If you are old enough and grew up far enough away from Ohio, where Dutch elm disease was identified in the 1930s, you may remember a canopy of mature American elm arching above your street. Today that image exists only in photographs; Dutch elm disease long ago eliminated mature American elm from the city streets and northeastern forests of their native range.
For the past eight decades, scientists have pursued myriad research projects to combat Dutch elm disease. A new Northern Research Station publication captures historical insight into Dutch elm disease and American elm, including garnering unpublished knowledge of some of the scientists who were part of the “second front” of American elm research between 1960 and 1990.
The publication, “Proceedings of the American Elm Restoration Workshop 2016,” is a product of a workshop convened in 2016 by the Northern Research Station and the Forest Service’s State and Private Forestry program with support from the Manton Foundation. For three days, an interdisciplinary and international group of scientists with expertise in ecology, pathology, biology, arboriculture, and genetics discussed American elm resistance to Dutch elm disease.
The workshop covered a variety of topics relating to American elm restoration, including the Dutch elm disease pathogen, Dutch elm disease tolerance in elm trees, genetics and ecology of the elm species, other threats to American elm, other tools to combat Dutch elm disease, and practical aspects of restoration. Presentations given at the workshop, some of which are included in the new publication, described challenges to American elm restoration, recent advances in the field, and research needs.
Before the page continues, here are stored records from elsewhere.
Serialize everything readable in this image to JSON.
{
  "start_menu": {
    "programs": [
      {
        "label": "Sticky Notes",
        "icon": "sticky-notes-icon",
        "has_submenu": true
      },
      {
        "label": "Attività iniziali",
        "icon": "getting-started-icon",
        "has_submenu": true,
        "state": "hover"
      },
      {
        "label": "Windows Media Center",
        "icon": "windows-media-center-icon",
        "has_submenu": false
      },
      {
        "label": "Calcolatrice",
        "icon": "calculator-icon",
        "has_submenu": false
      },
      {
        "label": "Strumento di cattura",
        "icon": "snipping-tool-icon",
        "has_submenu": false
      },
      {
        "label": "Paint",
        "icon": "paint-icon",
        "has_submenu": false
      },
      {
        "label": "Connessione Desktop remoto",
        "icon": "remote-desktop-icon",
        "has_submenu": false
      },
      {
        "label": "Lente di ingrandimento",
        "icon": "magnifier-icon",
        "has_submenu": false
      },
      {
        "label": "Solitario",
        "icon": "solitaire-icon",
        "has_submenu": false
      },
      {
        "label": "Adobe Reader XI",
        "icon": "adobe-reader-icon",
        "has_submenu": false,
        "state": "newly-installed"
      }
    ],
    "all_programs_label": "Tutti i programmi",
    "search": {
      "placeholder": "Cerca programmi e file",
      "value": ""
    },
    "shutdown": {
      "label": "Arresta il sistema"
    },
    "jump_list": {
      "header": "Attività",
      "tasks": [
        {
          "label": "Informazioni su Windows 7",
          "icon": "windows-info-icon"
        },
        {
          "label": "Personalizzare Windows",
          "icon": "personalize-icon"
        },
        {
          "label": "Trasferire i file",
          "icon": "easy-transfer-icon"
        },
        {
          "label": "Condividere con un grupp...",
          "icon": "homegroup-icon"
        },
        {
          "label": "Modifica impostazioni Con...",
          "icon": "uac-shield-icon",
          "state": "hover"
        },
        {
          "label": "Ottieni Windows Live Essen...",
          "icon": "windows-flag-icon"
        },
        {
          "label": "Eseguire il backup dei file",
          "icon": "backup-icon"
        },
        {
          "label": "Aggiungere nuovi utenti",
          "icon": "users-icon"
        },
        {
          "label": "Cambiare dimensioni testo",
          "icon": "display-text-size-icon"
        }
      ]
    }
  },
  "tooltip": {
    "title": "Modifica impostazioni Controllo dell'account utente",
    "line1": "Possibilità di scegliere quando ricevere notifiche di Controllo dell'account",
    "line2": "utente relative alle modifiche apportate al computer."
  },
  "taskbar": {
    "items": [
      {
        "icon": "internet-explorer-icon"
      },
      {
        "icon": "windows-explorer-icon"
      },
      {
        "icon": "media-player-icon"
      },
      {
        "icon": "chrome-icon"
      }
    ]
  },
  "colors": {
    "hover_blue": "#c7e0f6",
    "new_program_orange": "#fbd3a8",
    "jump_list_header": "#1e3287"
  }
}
The shared insights from different disciplines and experimental approaches accelerated work by the USDA Forest Service and partners aimed at developing regionally adapted populations of American elm trees that can tolerate disease. New Dutch elm disease-tolerant American elm trees with the notable characteristics of the species, such as beautiful and strong growth form, will be valuable for planting along city streets and in residential yards. A genetically diverse group of disease-tolerant elm trees will be useful to create seeds that can be used to grow trees for restoration of natural areas.
In addition to capturing scientists’ knowledge in a new publication, the workshop inspired ongoing conversations and collaborations that may benefit elm research for years to come.